Data about app and page elements
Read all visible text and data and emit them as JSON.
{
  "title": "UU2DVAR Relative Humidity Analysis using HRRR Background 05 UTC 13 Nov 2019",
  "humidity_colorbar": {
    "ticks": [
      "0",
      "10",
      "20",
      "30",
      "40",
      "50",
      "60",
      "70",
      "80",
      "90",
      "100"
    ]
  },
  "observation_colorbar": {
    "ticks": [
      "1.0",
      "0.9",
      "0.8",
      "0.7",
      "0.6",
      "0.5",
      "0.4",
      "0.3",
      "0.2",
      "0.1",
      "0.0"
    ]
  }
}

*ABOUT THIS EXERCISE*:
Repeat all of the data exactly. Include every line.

*WRITTEN RESPONSE*:
Read all visible text and data and emit them as JSON.
{
  "title": "UU2DVAR Relative Humidity Analysis using HRRR Background 05 UTC 13 Nov 2019",
  "humidity_colorbar": {
    "ticks": [
      "0",
      "10",
      "20",
      "30",
      "40",
      "50",
      "60",
      "70",
      "80",
      "90",
      "100"
    ]
  },
  "observation_colorbar": {
    "ticks": [
      "1.0",
      "0.9",
      "0.8",
      "0.7",
      "0.6",
      "0.5",
      "0.4",
      "0.3",
      "0.2",
      "0.1",
      "0.0"
    ]
  }
}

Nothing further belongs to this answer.